The following are highlights from the July 28, 2020 memo:

  • No NEW DACA applications will be accepted for consideration.  Those that have already filed, their filings will be REJECTED and the fees will be returned.
  • No Advance Parole Applications (travel authorizations) will be accepted for filing absent EXCEPTIONAL circumstances.
  • Pending and future DACA RENEWAL requests and Employment Authorization documents will be granted in ONE-YEAR increments.
  • USCIS will continue to (on a case-by-case basis) terminate and deny DACA requests based on their discretion.

At this point, it is unknown when and if DACA will be completely terminated through another attempt by DHS. It is important to note that the Supreme Court ruled only that the way in which DACA was ended (DHS did not follow notice/publication/procedural guidelines) was unlawful; they did NOT rule that DHS could not end DACA. As such, DHS certainly can attempt to terminate DACA completely.

Although this position by DHS is unfortunate, we do expect this to be the subject of litigation as it is contrary to what many practitioners and hopeful first-time applicants were expecting in light of the Supreme Court ruling. Moreover, in the event there is a new administration (Joe Biden) in office come January 2020, it is possible that this position on DACA may be very short-lived. Vice President Joe Biden has indicated that immigration policies and legislation were first on his agenda if he is voted in office this upcoming term. If so, given his sentiments on DACA and immigration policy as a whole, DACA may even be expanded to cover more individuals.

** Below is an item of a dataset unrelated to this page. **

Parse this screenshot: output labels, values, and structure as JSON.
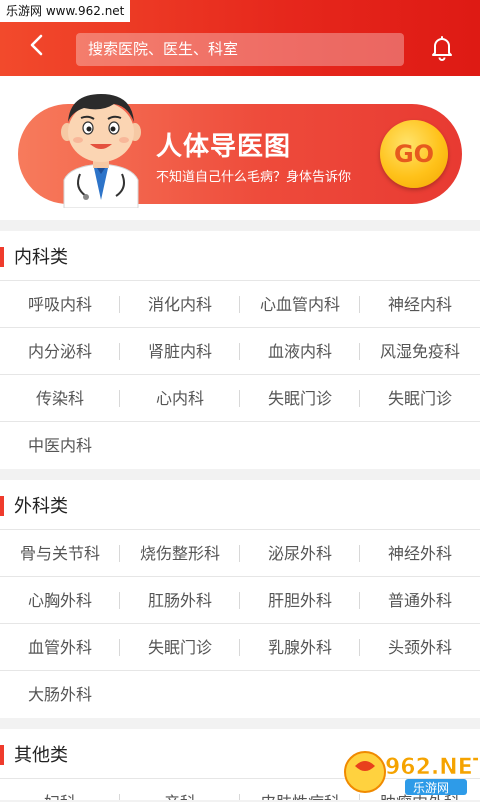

We will certainly provide updates on this issue as they develop.